START Available records

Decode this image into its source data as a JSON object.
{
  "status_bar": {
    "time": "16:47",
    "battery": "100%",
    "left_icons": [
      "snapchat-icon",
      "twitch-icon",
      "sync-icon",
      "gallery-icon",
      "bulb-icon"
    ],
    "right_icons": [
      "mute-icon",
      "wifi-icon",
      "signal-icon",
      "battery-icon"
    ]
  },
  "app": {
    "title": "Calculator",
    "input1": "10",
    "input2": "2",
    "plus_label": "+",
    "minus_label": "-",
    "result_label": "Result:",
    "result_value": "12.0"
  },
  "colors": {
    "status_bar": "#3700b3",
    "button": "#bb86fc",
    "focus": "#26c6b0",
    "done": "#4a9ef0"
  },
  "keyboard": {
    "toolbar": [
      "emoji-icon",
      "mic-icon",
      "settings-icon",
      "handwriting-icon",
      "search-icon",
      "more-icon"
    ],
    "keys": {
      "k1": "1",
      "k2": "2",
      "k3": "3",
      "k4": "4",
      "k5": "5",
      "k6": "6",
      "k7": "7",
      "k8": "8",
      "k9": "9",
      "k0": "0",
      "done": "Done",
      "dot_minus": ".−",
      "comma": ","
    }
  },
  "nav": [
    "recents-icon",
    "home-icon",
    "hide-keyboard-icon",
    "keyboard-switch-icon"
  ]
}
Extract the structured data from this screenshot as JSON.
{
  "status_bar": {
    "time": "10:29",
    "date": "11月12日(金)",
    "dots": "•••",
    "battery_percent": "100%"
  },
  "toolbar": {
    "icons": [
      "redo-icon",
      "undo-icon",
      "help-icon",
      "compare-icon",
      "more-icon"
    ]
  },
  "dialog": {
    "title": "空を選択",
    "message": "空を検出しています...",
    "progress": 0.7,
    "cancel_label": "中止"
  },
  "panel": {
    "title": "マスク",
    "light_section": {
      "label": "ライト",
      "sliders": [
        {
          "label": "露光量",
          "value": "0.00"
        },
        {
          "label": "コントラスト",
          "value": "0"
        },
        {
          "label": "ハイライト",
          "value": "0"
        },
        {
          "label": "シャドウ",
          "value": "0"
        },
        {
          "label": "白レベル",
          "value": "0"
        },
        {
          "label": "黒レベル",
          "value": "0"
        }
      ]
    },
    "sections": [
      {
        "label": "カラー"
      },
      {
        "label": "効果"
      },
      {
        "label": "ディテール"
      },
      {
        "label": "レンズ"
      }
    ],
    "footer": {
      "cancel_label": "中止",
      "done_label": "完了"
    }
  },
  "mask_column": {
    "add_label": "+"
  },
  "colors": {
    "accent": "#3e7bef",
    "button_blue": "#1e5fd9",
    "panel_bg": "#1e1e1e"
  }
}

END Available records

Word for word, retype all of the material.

Decode this image into its source data as a JSON object.
{
  "status_bar": {
    "time": "16:47",
    "battery": "100%",
    "left_icons": [
      "snapchat-icon",
      "twitch-icon",
      "sync-icon",
      "gallery-icon",
      "bulb-icon"
    ],
    "right_icons": [
      "mute-icon",
      "wifi-icon",
      "signal-icon",
      "battery-icon"
    ]
  },
  "app": {
    "title": "Calculator",
    "input1": "10",
    "input2": "2",
    "plus_label": "+",
    "minus_label": "-",
    "result_label": "Result:",
    "result_value": "12.0"
  },
  "colors": {
    "status_bar": "#3700b3",
    "button": "#bb86fc",
    "focus": "#26c6b0",
    "done": "#4a9ef0"
  },
  "keyboard": {
    "toolbar": [
      "emoji-icon",
      "mic-icon",
      "settings-icon",
      "handwriting-icon",
      "search-icon",
      "more-icon"
    ],
    "keys": {
      "k1": "1",
      "k2": "2",
      "k3": "3",
      "k4": "4",
      "k5": "5",
      "k6": "6",
      "k7": "7",
      "k8": "8",
      "k9": "9",
      "k0": "0",
      "done": "Done",
      "dot_minus": ".−",
      "comma": ","
    }
  },
  "nav": [
    "recents-icon",
    "home-icon",
    "hide-keyboard-icon",
    "keyboard-switch-icon"
  ]
}
Extract the structured data from this screenshot as JSON.
{
  "status_bar": {
    "time": "10:29",
    "date": "11月12日(金)",
    "dots": "•••",
    "battery_percent": "100%"
  },
  "toolbar": {
    "icons": [
      "redo-icon",
      "undo-icon",
      "help-icon",
      "compare-icon",
      "more-icon"
    ]
  },
  "dialog": {
    "title": "空を選択",
    "message": "空を検出しています...",
    "progress": 0.7,
    "cancel_label": "中止"
  },
  "panel": {
    "title": "マスク",
    "light_section": {
      "label": "ライト",
      "sliders": [
        {
          "label": "露光量",
          "value": "0.00"
        },
        {
          "label": "コントラスト",
          "value": "0"
        },
        {
          "label": "ハイライト",
          "value": "0"
        },
        {
          "label": "シャドウ",
          "value": "0"
        },
        {
          "label": "白レベル",
          "value": "0"
        },
        {
          "label": "黒レベル",
          "value": "0"
        }
      ]
    },
    "sections": [
      {
        "label": "カラー"
      },
      {
        "label": "効果"
      },
      {
        "label": "ディテール"
      },
      {
        "label": "レンズ"
      }
    ],
    "footer": {
      "cancel_label": "中止",
      "done_label": "完了"
    }
  },
  "mask_column": {
    "add_label": "+"
  },
  "colors": {
    "accent": "#3e7bef",
    "button_blue": "#1e5fd9",
    "panel_bg": "#1e1e1e"
  }
}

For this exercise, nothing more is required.